I don’t know why this happens. Maybe it’s to keep you humble, perhaps it’s because you’re tendency is to let your guard down when the bell has rung for this round. You are sitting there on the stool with your eyes closed trying to catch your breath, and that’s when the sucker punch comes. Neither your flesh nor the enemy play by the rules. Part of it is biologically understandable, there is no way for there not to be some kind of an emotional crash when the adrenaline, preparation and excitement that has gone into an outreach or a big service like Easter Sunday gives way to reality and the endless stream of Sundays that are coming. And love it or hate it, ministry in the past is like toothpaste–once it’s out of the tube there is no going back.
Some weeks it’s clean and simple and you move right on. Other times you agonize over it for a day and a half. If it was a really bad message you think, I made a mistake, I shouldn’t have quit my day job. If it was killer, you think I peaked, I can never do better than that, and next Sunday they are gonna be back with friends. You inevitably drive home playing the game tape over and over in your mind, sometimes wishing you could get in a time machine because you just thought of something you should have said…it’s quite maddening.
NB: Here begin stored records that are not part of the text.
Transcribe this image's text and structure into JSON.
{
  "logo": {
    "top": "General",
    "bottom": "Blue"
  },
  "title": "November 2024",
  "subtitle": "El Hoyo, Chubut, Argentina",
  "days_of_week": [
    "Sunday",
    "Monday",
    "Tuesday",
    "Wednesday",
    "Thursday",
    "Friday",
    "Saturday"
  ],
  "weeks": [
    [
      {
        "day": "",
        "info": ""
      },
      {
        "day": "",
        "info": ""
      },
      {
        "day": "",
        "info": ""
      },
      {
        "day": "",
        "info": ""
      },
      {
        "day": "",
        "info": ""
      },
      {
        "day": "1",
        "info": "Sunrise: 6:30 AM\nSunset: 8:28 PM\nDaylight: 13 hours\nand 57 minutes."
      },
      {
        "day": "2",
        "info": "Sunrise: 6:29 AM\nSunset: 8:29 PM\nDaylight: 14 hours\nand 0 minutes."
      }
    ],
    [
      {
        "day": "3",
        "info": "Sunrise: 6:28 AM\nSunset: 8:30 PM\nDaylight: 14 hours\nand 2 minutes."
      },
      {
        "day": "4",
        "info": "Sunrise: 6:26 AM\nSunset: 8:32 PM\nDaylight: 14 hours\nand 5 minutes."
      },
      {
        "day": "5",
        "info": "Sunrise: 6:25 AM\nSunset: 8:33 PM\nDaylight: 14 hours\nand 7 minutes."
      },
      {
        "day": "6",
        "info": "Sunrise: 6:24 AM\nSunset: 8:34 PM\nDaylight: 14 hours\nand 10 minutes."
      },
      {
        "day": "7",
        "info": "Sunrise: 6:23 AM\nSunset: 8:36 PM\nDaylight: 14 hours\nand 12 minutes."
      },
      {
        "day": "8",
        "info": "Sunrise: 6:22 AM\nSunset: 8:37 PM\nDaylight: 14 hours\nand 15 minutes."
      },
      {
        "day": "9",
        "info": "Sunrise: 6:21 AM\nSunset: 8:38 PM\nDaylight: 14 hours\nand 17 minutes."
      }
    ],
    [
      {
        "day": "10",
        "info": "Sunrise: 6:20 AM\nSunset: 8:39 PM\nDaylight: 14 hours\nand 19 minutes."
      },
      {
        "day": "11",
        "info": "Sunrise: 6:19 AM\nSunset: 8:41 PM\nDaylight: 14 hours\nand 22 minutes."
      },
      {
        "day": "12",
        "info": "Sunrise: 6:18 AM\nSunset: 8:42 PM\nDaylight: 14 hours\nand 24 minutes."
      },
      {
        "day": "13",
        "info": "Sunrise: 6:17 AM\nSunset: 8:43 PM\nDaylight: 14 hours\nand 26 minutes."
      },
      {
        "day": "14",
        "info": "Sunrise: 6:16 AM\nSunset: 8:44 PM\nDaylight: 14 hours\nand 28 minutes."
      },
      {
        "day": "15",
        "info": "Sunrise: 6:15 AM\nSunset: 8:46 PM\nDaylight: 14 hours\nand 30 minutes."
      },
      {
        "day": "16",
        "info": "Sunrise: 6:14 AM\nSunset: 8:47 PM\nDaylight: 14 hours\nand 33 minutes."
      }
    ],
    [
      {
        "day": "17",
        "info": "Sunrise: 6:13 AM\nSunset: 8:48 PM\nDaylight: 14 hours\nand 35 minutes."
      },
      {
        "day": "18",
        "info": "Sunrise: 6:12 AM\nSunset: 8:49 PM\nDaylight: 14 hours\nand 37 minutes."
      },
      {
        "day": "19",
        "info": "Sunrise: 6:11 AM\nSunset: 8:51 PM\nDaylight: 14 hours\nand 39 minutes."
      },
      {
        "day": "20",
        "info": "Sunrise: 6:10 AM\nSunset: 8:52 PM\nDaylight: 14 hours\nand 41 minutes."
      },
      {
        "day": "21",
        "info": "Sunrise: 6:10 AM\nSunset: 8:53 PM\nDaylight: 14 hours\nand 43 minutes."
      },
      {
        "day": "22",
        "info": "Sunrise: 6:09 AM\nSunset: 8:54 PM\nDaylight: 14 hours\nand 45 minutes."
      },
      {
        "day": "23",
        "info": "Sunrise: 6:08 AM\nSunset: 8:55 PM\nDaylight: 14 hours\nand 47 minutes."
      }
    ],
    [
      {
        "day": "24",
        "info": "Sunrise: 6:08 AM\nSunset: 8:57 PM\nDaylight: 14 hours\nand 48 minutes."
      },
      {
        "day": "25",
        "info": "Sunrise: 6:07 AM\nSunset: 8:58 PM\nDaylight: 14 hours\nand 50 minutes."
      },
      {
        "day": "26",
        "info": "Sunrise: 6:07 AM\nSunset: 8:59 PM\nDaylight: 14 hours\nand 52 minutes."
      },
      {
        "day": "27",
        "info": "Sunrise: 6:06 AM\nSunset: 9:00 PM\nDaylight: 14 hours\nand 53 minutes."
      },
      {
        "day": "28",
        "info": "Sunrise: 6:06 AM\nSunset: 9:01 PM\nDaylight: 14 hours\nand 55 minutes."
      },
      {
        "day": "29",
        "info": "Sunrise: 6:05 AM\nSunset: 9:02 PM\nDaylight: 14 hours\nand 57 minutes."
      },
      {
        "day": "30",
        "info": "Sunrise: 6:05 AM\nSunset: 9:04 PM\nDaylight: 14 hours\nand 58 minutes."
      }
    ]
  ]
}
Of course the solution to all of this is to get your eyes off yourself, and give it all to the Lord because it was never about you, it was always about Him. And you have to keep telling yourself that lest you sink into self-adullation or self-flaggelation. Both are mistakes. It’s all about Jesus, not you.
The best advice I have ever got on dealing with this came from reading Greg Laurie’s autobiography Lost Boy. He describes the process of coming down from a crusade and how he learned from Billy Graham to not strut around like an exultant quarterback who has just thrown a game winning touchdown. He said the best thing to do was to normalize as quickly as possible, get some food, respond to some emails, get on with it. He described a time where he hung out with Billy after preaching and Billy was wearing pajama pants with loafers while eating dinner in a hotel room. It’d be difficult to get a big head wearing an outfit like that! With that in mind I try to move on quickly: erasing the glass whiteboard in my office where my message had been brewing in different colored markers, clearing off my desk, playing with my kids, watching a movie, taking a nap, reading a novel, going for a bike ride. That stuff is the preacher equivalent of midol.
Sure there are things that are going to come into your head that didn’t go well at the event. That’s bound to happen. I used to call everyone up whose dept misfired and have it out right then and there. I have learned to take notes in a moleskine and save them for the debrief, unless there are immediate ramifications. And I have also been challenged by the reality that regardless of how you feel you have to celebrate what the Lord did, not just for your sake but for your team’s sake. (read 2 Samuel 19:1-8 to see this in action)
Above all things when you come out of a battle, don’t let your guard down. Expect the attack as you come down from the mountain. And keep praying! I hope this has been helpful for other pastors who will read this, even if it’s just to let you know that you aren’t crazy if you have been experiencing stuff like this. You are not alone! Take heart.